GOAL OF THE EXERCISE: Restate the whole listing exactly, leaving nothing out.

DATA FOR ANALYSIS:

>>>>>

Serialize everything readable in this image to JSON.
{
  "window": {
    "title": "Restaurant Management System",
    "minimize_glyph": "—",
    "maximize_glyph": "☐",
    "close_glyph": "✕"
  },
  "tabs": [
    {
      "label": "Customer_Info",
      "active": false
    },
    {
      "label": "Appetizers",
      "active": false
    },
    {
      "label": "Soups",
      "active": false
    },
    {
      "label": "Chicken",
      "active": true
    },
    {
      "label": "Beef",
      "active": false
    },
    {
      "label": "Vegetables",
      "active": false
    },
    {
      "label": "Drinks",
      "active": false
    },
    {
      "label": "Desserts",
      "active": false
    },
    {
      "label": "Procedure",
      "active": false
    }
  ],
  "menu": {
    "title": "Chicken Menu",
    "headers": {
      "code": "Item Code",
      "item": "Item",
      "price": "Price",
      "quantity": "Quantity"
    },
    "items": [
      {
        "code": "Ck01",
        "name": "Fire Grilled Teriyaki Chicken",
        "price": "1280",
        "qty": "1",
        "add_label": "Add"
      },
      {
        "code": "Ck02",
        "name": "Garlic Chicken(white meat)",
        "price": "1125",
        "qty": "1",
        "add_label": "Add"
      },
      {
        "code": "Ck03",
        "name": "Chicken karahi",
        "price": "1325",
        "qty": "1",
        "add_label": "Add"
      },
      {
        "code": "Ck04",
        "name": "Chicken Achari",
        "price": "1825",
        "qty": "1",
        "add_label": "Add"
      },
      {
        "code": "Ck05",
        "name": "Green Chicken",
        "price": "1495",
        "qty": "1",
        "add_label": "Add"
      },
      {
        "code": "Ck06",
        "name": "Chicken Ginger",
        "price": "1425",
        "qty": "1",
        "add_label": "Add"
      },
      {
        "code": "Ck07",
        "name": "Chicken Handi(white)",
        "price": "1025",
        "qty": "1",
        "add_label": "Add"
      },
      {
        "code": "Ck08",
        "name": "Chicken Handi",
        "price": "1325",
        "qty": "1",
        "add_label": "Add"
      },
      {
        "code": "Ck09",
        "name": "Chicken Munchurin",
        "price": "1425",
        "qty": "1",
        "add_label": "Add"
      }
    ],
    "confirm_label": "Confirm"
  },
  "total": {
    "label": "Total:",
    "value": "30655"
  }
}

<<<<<

ANSWER SECTION:
Serialize everything readable in this image to JSON.
{
  "window": {
    "title": "Restaurant Management System",
    "minimize_glyph": "—",
    "maximize_glyph": "☐",
    "close_glyph": "✕"
  },
  "tabs": [
    {
      "label": "Customer_Info",
      "active": false
    },
    {
      "label": "Appetizers",
      "active": false
    },
    {
      "label": "Soups",
      "active": false
    },
    {
      "label": "Chicken",
      "active": true
    },
    {
      "label": "Beef",
      "active": false
    },
    {
      "label": "Vegetables",
      "active": false
    },
    {
      "label": "Drinks",
      "active": false
    },
    {
      "label": "Desserts",
      "active": false
    },
    {
      "label": "Procedure",
      "active": false
    }
  ],
  "menu": {
    "title": "Chicken Menu",
    "headers": {
      "code": "Item Code",
      "item": "Item",
      "price": "Price",
      "quantity": "Quantity"
    },
    "items": [
      {
        "code": "Ck01",
        "name": "Fire Grilled Teriyaki Chicken",
        "price": "1280",
        "qty": "1",
        "add_label": "Add"
      },
      {
        "code": "Ck02",
        "name": "Garlic Chicken(white meat)",
        "price": "1125",
        "qty": "1",
        "add_label": "Add"
      },
      {
        "code": "Ck03",
        "name": "Chicken karahi",
        "price": "1325",
        "qty": "1",
        "add_label": "Add"
      },
      {
        "code": "Ck04",
        "name": "Chicken Achari",
        "price": "1825",
        "qty": "1",
        "add_label": "Add"
      },
      {
        "code": "Ck05",
        "name": "Green Chicken",
        "price": "1495",
        "qty": "1",
        "add_label": "Add"
      },
      {
        "code": "Ck06",
        "name": "Chicken Ginger",
        "price": "1425",
        "qty": "1",
        "add_label": "Add"
      },
      {
        "code": "Ck07",
        "name": "Chicken Handi(white)",
        "price": "1025",
        "qty": "1",
        "add_label": "Add"
      },
      {
        "code": "Ck08",
        "name": "Chicken Handi",
        "price": "1325",
        "qty": "1",
        "add_label": "Add"
      },
      {
        "code": "Ck09",
        "name": "Chicken Munchurin",
        "price": "1425",
        "qty": "1",
        "add_label": "Add"
      }
    ],
    "confirm_label": "Confirm"
  },
  "total": {
    "label": "Total:",
    "value": "30655"
  }
}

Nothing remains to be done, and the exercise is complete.